I knew it would have its ups and its downs. I didn’t know how much internal upheaval and change it would bring for me.
Starting to write, receiving emails of appreciation, and offers, has been life-altering. It has helped me to look up instead of down, to expect impossible things and to see many of those things granted to me.
I knew I had to be careful as I re-learned, again, how to pace myself in this new world. The specter for every chronic, even the recovering ones, is the potential disaster of yet another crash. This was not a new concern. But I had to balance myself within new parameters. Still, I was game, I knew if I could do it right the benefits would far outweigh the hazards. And I have found this to be true.
I did not expect the emotional roller-coaster set into motion, as I began to form new connections, build new relationships and form new friendships for the first time in six years or more. I mean, this can only be good, right? Right?

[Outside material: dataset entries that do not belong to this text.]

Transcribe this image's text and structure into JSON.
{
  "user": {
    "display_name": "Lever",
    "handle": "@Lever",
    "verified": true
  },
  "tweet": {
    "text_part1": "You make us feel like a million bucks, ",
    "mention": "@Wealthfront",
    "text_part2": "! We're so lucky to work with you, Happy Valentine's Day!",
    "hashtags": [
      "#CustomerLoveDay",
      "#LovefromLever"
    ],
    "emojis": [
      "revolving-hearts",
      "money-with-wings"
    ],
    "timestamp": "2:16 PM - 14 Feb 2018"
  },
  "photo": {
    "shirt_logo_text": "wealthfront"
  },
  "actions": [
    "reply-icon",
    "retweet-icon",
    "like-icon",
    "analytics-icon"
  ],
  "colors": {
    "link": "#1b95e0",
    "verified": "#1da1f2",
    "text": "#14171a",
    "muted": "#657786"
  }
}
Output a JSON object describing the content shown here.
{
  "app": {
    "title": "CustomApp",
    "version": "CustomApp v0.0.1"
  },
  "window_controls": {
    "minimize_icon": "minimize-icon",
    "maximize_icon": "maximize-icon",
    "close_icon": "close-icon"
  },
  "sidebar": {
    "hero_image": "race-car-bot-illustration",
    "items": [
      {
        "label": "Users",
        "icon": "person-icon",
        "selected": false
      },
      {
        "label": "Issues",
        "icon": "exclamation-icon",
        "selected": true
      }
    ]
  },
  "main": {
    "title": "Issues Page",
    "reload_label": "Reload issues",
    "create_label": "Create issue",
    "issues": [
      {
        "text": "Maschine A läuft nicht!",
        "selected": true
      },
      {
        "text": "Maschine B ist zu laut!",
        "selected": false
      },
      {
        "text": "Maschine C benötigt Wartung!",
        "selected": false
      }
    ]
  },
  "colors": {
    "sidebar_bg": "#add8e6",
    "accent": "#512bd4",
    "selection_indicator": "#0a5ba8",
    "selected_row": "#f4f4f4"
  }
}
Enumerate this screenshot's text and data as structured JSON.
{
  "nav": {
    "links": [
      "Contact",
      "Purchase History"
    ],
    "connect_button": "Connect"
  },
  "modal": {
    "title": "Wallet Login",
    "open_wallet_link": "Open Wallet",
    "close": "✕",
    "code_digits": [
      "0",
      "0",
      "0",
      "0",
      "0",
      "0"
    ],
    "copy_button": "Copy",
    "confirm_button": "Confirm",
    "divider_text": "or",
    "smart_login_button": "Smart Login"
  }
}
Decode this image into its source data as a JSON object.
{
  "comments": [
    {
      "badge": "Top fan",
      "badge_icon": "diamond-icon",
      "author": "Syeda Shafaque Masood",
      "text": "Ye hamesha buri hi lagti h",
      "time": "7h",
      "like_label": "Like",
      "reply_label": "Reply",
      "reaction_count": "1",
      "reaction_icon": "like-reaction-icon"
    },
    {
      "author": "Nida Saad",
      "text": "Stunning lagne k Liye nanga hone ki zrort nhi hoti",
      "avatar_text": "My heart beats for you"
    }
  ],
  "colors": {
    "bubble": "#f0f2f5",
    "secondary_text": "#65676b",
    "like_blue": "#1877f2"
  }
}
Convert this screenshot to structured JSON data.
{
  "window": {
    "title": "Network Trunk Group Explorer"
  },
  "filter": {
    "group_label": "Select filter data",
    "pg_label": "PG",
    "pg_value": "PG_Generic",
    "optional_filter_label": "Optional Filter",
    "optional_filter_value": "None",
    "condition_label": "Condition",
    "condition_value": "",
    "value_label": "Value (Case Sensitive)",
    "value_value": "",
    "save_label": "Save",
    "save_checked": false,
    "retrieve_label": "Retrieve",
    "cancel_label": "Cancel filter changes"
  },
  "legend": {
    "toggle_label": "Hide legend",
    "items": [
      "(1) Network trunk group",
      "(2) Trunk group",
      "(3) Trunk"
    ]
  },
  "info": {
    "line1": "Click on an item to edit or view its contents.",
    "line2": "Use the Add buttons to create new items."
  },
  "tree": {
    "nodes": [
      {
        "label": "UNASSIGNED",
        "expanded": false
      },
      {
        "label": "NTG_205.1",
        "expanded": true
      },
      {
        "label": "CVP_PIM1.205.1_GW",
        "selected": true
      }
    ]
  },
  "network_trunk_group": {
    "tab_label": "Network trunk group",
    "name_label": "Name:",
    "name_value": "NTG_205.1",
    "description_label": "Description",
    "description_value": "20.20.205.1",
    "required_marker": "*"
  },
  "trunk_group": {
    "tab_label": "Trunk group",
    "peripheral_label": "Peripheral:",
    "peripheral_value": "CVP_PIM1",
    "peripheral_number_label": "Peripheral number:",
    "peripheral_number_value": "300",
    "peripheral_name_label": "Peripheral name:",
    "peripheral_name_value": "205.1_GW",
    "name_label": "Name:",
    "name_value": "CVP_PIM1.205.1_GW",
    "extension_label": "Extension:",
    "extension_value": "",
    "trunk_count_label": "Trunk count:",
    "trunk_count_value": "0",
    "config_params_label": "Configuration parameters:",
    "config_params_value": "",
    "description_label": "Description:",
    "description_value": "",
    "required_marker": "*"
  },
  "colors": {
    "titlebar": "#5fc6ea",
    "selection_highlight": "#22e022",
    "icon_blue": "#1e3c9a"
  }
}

I’ve had a really good run in only four months. I’ve gone from being a reluctant hermit prior to this, to receiving dozens of emails a day, lots of good feedback and responses. And you would think that would make me feel just fine, yes? Well, sometimes. And sometimes I would become so afraid that it was all going to go away again, like it did seven years ago, that I would panic at a half-hour of silence in my inbox. I would feel bereft and abandoned by everyone if the constant flow of responses stopped, even for a short time.
It brought to the surface the long-percolating feelings of invisibility and abandonment, even in the midst of this great outpouring of recognition of me as a human being. I was like a dried out sponge, soaking up all the attention, and it was never enough. This was puzzling and disturbing to me. I didn’t used to be like that B.C. (Before Crash) What could it mean?
A few weeks later, I think I understand it better. And I’m writing about it for those who may also be embarking on the road of recovery. I just want to say, that like detoxification, sometimes this good change can be painful. It can be frightening. Old responses and old fears can flare up, in what seem like very inappropriate ways, at very inappropriate times. Don’t let it throw you.
These are just a new type of growing pain. And if you ride it out, it will pass. And you will find your balance in this new and wonderful (and initially frightening) setting of greater health.
As one friend told me recently, You have been sick and fragile for a long time. Your body and your mind have only recently been able to handle new things. They are still afraid of being overwhelmed and lost once again.
But you are on the right road, and you will find your way.